### [Problem]
Determine the number of lines in the data that include the word "care", and write only that number.

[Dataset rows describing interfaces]
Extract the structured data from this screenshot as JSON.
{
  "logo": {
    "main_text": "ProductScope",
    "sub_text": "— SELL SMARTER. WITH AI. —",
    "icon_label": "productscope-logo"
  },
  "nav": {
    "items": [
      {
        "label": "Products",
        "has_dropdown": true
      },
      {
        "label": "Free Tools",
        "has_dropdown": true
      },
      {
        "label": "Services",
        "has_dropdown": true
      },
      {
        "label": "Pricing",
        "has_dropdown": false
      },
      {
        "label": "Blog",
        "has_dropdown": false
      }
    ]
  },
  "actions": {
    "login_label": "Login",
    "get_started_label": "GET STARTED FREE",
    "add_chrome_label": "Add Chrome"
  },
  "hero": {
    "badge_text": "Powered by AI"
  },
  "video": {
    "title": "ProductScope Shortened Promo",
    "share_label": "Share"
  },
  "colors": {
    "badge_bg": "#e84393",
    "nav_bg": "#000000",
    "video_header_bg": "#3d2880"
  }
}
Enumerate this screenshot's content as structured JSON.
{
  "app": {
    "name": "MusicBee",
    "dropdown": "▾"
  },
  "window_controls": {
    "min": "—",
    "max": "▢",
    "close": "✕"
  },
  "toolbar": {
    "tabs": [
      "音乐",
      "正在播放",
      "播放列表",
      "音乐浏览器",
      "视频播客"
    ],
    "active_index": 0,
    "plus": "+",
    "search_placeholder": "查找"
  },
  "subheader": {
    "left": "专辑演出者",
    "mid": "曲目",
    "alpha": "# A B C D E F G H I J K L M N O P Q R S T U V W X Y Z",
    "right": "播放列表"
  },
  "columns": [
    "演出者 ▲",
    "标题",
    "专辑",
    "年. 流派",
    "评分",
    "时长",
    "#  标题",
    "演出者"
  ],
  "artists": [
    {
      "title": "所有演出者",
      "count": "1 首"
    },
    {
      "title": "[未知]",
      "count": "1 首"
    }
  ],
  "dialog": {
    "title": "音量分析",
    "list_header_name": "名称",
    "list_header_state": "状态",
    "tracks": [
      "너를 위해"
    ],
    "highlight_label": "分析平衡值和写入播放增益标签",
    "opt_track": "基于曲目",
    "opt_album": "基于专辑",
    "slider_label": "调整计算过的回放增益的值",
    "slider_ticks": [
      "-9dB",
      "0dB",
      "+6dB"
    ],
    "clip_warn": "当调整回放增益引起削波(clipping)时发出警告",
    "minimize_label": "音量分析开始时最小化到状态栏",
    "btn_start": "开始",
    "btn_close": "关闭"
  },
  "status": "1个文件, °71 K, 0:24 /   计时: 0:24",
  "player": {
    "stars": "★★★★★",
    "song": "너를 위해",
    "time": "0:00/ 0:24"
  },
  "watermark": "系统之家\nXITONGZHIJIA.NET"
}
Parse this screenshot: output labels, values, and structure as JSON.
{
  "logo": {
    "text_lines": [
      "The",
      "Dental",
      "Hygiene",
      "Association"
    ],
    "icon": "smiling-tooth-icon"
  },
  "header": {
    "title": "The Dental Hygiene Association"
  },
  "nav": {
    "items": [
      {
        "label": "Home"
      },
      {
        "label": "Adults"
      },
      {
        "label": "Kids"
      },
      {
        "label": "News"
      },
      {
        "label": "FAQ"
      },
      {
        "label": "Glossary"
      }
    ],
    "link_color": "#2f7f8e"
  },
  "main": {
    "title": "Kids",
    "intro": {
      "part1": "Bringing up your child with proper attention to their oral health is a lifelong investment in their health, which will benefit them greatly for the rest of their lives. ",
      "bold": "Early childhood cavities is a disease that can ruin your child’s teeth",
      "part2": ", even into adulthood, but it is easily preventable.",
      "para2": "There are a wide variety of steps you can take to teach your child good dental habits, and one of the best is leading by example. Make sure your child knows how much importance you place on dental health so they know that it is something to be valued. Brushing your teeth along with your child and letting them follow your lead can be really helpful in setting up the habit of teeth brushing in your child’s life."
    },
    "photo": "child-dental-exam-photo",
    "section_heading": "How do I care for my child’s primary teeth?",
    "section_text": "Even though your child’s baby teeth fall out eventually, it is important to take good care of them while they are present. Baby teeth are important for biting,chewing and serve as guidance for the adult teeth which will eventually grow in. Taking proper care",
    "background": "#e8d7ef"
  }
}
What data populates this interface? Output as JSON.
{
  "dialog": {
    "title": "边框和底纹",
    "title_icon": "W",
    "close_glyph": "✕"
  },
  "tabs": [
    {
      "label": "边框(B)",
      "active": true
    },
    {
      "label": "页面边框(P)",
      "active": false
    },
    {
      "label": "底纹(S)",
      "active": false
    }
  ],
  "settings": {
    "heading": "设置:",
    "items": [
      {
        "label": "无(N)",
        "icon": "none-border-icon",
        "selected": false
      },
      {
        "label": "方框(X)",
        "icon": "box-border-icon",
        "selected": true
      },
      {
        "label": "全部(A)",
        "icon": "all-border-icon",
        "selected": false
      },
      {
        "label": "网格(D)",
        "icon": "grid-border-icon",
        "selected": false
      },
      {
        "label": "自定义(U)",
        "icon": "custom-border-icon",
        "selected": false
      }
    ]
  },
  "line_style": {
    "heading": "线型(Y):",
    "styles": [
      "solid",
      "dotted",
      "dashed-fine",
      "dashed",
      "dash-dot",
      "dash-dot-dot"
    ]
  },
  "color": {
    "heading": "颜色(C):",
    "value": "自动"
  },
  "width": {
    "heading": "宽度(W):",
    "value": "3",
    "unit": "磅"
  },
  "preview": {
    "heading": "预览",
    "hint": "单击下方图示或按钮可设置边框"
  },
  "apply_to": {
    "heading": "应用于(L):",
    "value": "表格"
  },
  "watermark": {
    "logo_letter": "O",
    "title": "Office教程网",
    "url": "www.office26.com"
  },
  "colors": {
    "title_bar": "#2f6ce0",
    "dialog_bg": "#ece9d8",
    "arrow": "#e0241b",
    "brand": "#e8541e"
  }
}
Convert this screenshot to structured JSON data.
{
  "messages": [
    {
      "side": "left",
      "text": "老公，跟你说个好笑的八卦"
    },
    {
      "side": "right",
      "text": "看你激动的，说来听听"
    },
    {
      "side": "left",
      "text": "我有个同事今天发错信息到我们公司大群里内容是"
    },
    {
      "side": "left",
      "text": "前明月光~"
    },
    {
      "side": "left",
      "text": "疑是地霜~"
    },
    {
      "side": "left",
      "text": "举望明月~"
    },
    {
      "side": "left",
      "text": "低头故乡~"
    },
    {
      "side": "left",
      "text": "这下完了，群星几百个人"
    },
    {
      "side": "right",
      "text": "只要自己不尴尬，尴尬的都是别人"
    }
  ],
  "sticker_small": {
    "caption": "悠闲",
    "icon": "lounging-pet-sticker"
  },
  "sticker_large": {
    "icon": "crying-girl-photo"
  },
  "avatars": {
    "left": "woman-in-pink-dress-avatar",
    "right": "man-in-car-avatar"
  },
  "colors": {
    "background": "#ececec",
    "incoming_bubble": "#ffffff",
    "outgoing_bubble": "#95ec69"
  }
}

### [Your response]
2